More than twenty district youth officers, district chairpersons and some other members of the district youth councils established a network with migrants’ returnees to raise awareness about the dangers of irregular migration.
Irregular migration is a serious challenge among young people in Sierra Leone. Government officials, returnees, and most recently youth leaders have taken the fight head-on to increase awareness raising efforts on the risks involved in desperate journeys.
The formation of the Network is one of the results of a one-day national town hall meeting held in Kenema City with the theme: “Youths in Migration: The role of young people in preventing irregular migration”.
The objective of this National Youth event was to have a conversation with youth representatives on the risk of irregular migration, its impacts on young people, and also to discuss ways on how these young leaders can contribute towards changing the behaviour of their peers to make informed migration decisions.
“Those of our brothers and sisters who attempted ‘Temple Run’ were faced with acute hardship including wilderness trekking and crossing waterways in unsafe vessels and a lot of other challenges, in a bid to look for a better life in Europe. Some even lost their lives during their travels” explained Tejan Kellah, Chairman National Youth Council.
“To address this problem, as young leaders, we have a great a role to play to engage our peers” he added.
He further stated that: “The Youth council has a very big network of youth across the country, and we are delighted to join forces with migrants’ returnees to use the strengths of our network to take awareness raising campaigns in the 16 districts of Sierra Leone”.
Irregular migration is becoming a serious concern in the country. The number of youths who embark on irregular journeys to Europe has increased in recent years.
“Our survey indicated that every year, about 8,000-10,000 young men and women depart Sierra Leone through irregular means. 80 % these travels are being conducted from Sierra Leone via the Sahara Desert/Mediterranean Sea en route to Europe” said Dr James Bagonza, Head of Office, IOM Sierra Leone.
“Also, there is an increase in the number of young women who are being lured and scammed by smugglers into paying huge amount of money for fake job opportunities in the gulf countries’’ he added.
Dr Bagonza further stated that: “if district youth leaders and returnees can work together, they can be able to reach a as many youths as possible with the right information on safe migration”.
The Government believe in human capital development, so as a Ministry we have a major role to play in ensuring to prevent youths from going to ‘temple run’ and build their capacity to contribute positively to national development. And this is exactly what we are doing through programmes like the youth in fisheries, youth in agriculture and the car wash project among others”, emphasized Hon Luseni Kallon, Deputy Minister of Youth Affairs.
In Sierra Leone, 45 migrant returnees’ volunteers have been trained in peer-peer communication and equipped to raise the awareness on the dangers of irregular migration and to promote safer, orderly and migration.

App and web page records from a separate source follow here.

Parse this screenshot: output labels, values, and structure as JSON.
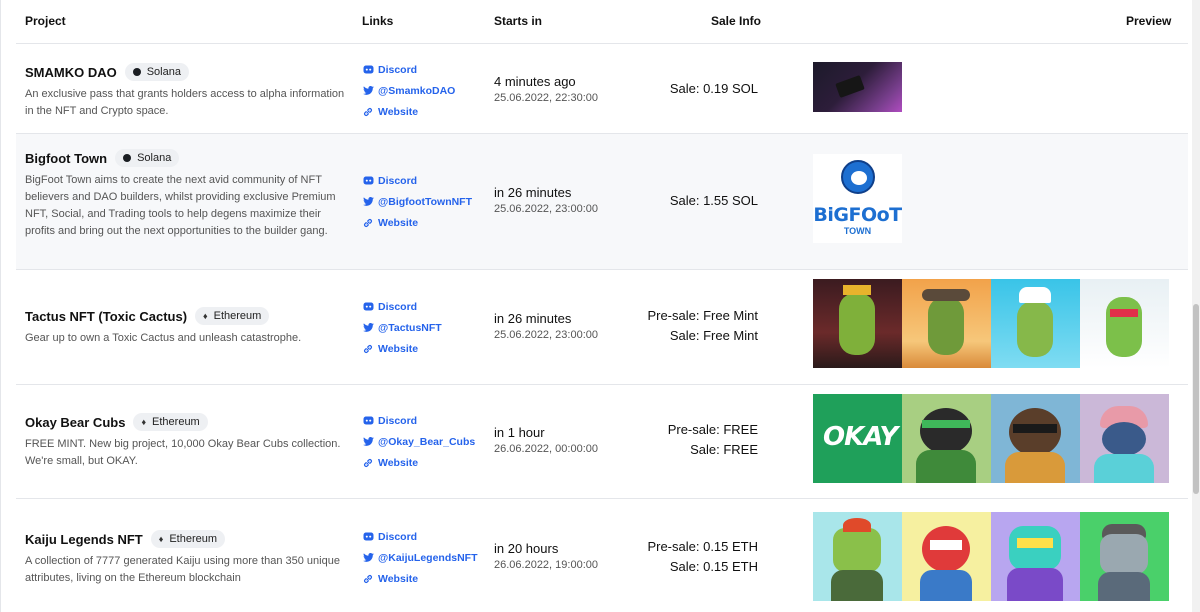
{
  "headers": {
    "project": "Project",
    "links": "Links",
    "starts": "Starts in",
    "sale": "Sale Info",
    "preview": "Preview"
  },
  "link_labels": {
    "discord": "Discord",
    "website": "Website"
  },
  "rows": [
    {
      "name": "SMAMKO DAO",
      "chain": "Solana",
      "desc": "An exclusive pass that grants holders access to alpha information in the NFT and Crypto space.",
      "twitter": "@SmamkoDAO",
      "starts_rel": "4 minutes ago",
      "starts_abs": "25.06.2022, 22:30:00",
      "presale": "",
      "sale": "Sale: 0.19 SOL"
    },
    {
      "name": "Bigfoot Town",
      "chain": "Solana",
      "desc": "BigFoot Town aims to create the next avid community of NFT believers and DAO builders, whilst providing exclusive Premium NFT, Social, and Trading tools to help degens maximize their profits and bring out the next opportunities to the builder gang.",
      "twitter": "@BigfootTownNFT",
      "starts_rel": "in 26 minutes",
      "starts_abs": "25.06.2022, 23:00:00",
      "presale": "",
      "sale": "Sale: 1.55 SOL",
      "logo_text": "BiGFOoT",
      "logo_sub": "TOWN"
    },
    {
      "name": "Tactus NFT (Toxic Cactus)",
      "chain": "Ethereum",
      "desc": "Gear up to own a Toxic Cactus and unleash catastrophe.",
      "twitter": "@TactusNFT",
      "starts_rel": "in 26 minutes",
      "starts_abs": "25.06.2022, 23:00:00",
      "presale": "Pre-sale: Free Mint",
      "sale": "Sale: Free Mint"
    },
    {
      "name": "Okay Bear Cubs",
      "chain": "Ethereum",
      "desc": "FREE MINT. New big project, 10,000 Okay Bear Cubs collection. We're small, but OKAY.",
      "twitter": "@Okay_Bear_Cubs",
      "starts_rel": "in 1 hour",
      "starts_abs": "26.06.2022, 00:00:00",
      "presale": "Pre-sale: FREE",
      "sale": "Sale: FREE",
      "logo_text": "OKAY"
    },
    {
      "name": "Kaiju Legends NFT",
      "chain": "Ethereum",
      "desc": "A collection of 7777 generated Kaiju using more than 350 unique attributes, living on the Ethereum blockchain",
      "twitter": "@KaijuLegendsNFT",
      "starts_rel": "in 20 hours",
      "starts_abs": "26.06.2022, 19:00:00",
      "presale": "Pre-sale: 0.15 ETH",
      "sale": "Sale: 0.15 ETH"
    }
  ],
  "colors": {
    "link": "#2563eb",
    "row_alt": "#f7f8fa",
    "border": "#e4e6ea"
  },
  "icons": {
    "discord": "discord-icon",
    "twitter": "twitter-icon",
    "website": "link-icon",
    "solana": "solana-dot-icon",
    "ethereum": "ethereum-icon"
  }
}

“We have been to ‘Temple Run’ and have experienced the challenges associated with it. So, we are better placed to work with the existing youths’ councils to share our stories with young people” said Sheku Bangura, Migrants as Messenger Volunteer, and Head of the Advocacy Network Against Irregular Migration.
Migrants as Messengers Project Sierra Leone is funds by the Ministry of Foreign Affairs of the Netherlands.